As the Thanksgiving season comes to a close and we are fast approaching the holiday season, it is important to touch on the fact that the holidays bring out mixed emotions, ranging from joy to sadness. For those who struggle with mental health problems, the holidays often worsen stress, anxiety, and depression.
During the holiday season, there are many ways that anxiety and depression may show up in someone’s life. Whether it be the financial burden of gift giving, or traveling, or feeling overwhelmed with a packed calendar to feelings of loneliness for those who cannot be with or do not have a close group of families or friends – there are lots of challenges to face. However, there is hope to get through!
The National Alliance on Mental Illness (NAMI) posted an article in 2017 on how to manage your mental health during the holidays. Here are some of their tips:

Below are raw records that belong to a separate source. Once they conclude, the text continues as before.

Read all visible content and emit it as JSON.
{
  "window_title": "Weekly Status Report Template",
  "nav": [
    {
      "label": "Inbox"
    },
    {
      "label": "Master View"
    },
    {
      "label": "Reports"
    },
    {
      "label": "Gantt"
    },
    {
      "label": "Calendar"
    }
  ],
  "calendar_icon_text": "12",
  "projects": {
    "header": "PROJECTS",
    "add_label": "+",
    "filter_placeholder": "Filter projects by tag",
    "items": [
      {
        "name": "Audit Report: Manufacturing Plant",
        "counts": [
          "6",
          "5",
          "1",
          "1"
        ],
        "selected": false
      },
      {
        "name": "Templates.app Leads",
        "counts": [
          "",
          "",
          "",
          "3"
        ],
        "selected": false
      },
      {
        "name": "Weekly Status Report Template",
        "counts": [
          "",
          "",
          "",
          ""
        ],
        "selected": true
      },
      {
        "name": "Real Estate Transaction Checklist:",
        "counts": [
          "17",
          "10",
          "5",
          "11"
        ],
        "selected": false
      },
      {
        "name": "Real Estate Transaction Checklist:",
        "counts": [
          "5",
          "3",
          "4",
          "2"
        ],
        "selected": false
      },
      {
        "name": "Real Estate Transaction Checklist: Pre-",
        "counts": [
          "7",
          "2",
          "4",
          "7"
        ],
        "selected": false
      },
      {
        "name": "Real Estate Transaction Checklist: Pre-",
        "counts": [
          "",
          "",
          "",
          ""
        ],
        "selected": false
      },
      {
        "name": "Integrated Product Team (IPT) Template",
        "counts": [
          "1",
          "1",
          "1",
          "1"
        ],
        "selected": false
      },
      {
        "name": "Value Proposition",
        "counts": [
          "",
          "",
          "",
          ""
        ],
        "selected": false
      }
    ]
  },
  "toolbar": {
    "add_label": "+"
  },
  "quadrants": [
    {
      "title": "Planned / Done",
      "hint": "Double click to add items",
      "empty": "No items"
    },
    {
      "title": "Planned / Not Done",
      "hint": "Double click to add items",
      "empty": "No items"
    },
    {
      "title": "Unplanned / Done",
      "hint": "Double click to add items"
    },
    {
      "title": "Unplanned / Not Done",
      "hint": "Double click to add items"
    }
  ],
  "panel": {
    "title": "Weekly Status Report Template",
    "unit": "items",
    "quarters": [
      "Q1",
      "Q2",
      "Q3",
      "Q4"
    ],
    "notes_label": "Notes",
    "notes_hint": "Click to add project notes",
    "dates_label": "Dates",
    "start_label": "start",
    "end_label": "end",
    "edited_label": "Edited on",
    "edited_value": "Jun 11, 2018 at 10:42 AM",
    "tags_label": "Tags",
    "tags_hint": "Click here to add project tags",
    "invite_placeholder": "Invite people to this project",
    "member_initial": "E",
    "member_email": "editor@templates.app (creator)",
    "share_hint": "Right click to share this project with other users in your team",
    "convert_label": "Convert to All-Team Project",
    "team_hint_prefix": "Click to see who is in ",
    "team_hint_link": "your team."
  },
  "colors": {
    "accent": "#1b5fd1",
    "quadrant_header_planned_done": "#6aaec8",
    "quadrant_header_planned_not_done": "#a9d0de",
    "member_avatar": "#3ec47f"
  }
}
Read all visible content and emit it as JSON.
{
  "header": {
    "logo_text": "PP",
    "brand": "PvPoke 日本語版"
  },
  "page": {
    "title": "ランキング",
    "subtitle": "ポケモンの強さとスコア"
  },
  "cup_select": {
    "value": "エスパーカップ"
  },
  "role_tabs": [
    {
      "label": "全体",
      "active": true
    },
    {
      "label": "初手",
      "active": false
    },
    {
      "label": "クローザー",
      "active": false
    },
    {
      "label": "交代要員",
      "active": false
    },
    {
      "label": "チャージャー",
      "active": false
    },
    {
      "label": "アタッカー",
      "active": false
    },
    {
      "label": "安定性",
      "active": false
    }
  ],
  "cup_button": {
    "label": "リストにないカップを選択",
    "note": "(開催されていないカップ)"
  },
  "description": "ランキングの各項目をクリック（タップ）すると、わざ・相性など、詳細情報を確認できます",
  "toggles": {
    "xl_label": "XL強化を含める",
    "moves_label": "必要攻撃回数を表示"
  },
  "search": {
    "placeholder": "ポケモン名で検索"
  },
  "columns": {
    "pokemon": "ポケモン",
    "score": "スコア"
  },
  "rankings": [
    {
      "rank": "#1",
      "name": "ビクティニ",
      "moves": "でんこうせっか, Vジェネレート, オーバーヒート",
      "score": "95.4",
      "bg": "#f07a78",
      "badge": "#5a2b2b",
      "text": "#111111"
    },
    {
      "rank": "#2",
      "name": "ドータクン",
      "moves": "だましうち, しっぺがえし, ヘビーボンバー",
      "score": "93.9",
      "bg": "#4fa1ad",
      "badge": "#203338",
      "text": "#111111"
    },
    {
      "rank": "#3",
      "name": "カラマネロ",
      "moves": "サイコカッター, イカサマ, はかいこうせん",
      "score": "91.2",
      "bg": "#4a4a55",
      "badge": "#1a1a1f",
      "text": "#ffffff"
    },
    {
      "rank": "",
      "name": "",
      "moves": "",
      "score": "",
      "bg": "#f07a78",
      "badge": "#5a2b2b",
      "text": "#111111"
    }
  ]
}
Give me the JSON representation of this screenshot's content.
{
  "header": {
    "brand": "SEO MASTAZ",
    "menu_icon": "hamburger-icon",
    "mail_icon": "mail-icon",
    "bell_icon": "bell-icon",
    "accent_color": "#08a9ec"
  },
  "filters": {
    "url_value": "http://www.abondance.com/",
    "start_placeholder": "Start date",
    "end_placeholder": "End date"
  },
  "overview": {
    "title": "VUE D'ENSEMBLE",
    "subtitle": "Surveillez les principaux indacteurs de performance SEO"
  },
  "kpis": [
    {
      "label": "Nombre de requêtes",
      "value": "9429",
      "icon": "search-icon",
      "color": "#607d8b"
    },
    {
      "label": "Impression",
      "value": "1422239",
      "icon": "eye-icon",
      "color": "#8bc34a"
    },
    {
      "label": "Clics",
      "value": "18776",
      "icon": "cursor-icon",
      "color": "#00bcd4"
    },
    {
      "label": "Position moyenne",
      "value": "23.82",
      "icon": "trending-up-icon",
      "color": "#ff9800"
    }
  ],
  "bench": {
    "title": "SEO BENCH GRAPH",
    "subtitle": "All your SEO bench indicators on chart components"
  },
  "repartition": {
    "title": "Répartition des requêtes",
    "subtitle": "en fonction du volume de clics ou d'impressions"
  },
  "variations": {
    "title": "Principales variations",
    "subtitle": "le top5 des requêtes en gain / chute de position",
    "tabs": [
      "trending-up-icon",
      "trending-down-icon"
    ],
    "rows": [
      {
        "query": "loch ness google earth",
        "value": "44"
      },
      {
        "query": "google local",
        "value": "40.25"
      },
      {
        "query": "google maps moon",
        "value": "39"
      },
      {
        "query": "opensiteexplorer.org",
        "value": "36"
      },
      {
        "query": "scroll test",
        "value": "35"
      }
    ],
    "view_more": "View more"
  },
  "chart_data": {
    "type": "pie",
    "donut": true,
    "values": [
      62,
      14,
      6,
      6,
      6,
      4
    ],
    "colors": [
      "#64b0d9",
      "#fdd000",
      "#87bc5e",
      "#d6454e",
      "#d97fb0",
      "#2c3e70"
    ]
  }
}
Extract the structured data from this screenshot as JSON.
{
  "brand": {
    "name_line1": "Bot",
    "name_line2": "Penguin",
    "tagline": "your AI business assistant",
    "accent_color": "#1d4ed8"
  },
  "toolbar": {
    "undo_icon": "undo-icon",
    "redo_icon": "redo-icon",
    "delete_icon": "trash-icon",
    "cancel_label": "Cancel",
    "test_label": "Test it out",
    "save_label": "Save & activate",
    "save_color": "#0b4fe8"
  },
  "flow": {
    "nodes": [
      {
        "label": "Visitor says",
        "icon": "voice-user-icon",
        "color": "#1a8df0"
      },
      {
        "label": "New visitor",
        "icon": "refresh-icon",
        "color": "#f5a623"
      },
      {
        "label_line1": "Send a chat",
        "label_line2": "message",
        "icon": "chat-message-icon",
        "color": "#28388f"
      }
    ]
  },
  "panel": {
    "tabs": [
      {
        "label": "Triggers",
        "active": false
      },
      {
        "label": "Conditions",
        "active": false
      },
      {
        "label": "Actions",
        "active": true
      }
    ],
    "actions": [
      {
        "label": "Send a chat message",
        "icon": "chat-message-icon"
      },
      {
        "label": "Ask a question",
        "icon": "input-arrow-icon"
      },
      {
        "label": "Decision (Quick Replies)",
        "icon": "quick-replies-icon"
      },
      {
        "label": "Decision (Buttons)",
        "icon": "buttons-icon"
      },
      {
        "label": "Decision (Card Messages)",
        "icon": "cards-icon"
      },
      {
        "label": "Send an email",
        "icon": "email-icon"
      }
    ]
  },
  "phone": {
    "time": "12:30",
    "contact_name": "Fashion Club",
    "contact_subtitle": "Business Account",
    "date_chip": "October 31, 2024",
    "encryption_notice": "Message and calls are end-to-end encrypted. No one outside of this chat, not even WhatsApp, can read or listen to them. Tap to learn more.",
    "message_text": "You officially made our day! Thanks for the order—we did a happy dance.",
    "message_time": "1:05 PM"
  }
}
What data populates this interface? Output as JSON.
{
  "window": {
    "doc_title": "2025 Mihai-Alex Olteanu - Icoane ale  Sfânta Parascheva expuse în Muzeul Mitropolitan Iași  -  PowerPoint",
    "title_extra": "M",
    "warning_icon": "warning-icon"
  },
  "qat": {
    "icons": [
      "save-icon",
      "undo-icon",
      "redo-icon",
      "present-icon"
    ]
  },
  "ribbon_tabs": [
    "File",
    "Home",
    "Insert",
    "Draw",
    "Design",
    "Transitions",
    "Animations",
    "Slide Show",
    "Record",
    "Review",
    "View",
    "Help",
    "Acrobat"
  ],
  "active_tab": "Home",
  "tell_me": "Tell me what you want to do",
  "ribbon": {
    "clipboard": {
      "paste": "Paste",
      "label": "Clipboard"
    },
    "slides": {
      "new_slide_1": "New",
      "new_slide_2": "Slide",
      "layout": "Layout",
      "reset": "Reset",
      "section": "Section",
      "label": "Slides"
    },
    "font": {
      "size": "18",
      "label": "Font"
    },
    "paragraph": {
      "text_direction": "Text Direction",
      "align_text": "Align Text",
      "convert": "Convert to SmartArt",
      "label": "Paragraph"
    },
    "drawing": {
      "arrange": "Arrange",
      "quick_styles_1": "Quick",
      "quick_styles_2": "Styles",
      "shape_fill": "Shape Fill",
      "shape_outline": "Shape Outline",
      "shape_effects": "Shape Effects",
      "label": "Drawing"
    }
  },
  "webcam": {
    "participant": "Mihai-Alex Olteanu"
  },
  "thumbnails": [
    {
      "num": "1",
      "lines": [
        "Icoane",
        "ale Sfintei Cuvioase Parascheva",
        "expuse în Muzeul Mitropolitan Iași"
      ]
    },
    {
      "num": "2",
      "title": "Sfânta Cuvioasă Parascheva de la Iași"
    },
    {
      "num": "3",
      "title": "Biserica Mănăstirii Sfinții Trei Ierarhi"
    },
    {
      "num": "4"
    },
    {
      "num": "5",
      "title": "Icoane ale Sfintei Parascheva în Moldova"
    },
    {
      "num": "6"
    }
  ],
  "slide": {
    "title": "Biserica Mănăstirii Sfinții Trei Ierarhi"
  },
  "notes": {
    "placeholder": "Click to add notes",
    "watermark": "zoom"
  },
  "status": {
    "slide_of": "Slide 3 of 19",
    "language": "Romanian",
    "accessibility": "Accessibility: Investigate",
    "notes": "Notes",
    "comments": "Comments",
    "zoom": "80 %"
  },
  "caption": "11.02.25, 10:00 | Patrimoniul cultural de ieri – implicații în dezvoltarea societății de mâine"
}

- Practice Mindfulness
- When feeling overwhelmed, practice mindfulness. Mindfulness is defined as a “mental state achieved by focusing one’s awareness on the present moment”. Mediation is a great way to practice mindfulness and there are many online guided mediations for beginners.
- Don’t Relay on Drugs and Alcohol
- While drugs and alcohol seem like an easy escape from the tough times, and even be present at holiday parties, these substances can ultimately worsen your issues. Before the holidays, figure out a healthy alternative coping mechanism such as music, walking, mediation or just something you enjoy doing.
- Soak up the Sun
- If you are in a sunny climate, take advantage of the rays! Especially those who suffer with Major Depressive Disorder with a Seasonal Pattern – bright lights can help ease the symptoms. Additionally, taking a walk or just spending time in nature can provide stress relief and improve mental energy. Also, for those who are in less sunny climates, Happy Lamps are also a great alternative!
- Set Realistic Expectations
- Additionally, to add stress during the holidays, people often find themselves reflecting on what they have accomplished over the past year. This often brings stress and anxiety to those who feel like they have not reach all the milestones they set for themselves. Get yourself out of this head space by creating realistic goals and try not to be so hard on yourself.
- Get out and move! Exercise stimulates the body and produces endorphins, which is known as the body’s “feel-good” hormone. At the same time, while exercising, one can take a break from their current concerns and negative thoughts because their focus is elsewhere. Click here to see a list of great exercise options!
- On the same note, volunteering can also distract the mind from those negative thoughts that often pop up. Volunteer at a local soup kitchen or at a local charity. By volunteering, you can reduce your stress and can combat depression by providing one with a sense of accomplishment. Additionally, you can form bonds with those around you – expanding your social network.
In the end, holidays are not always an easy time for all. We hope that we have provided you with some helpful tips that can make the holiday season a little more enjoyable. Just know that there is always someone out there willing to offer a helpful hand, all you need to do is reach out.
“Just as despair can come to one only from other human beings, hope, too, can be given to one only by other human beings.”
– Elie Weisel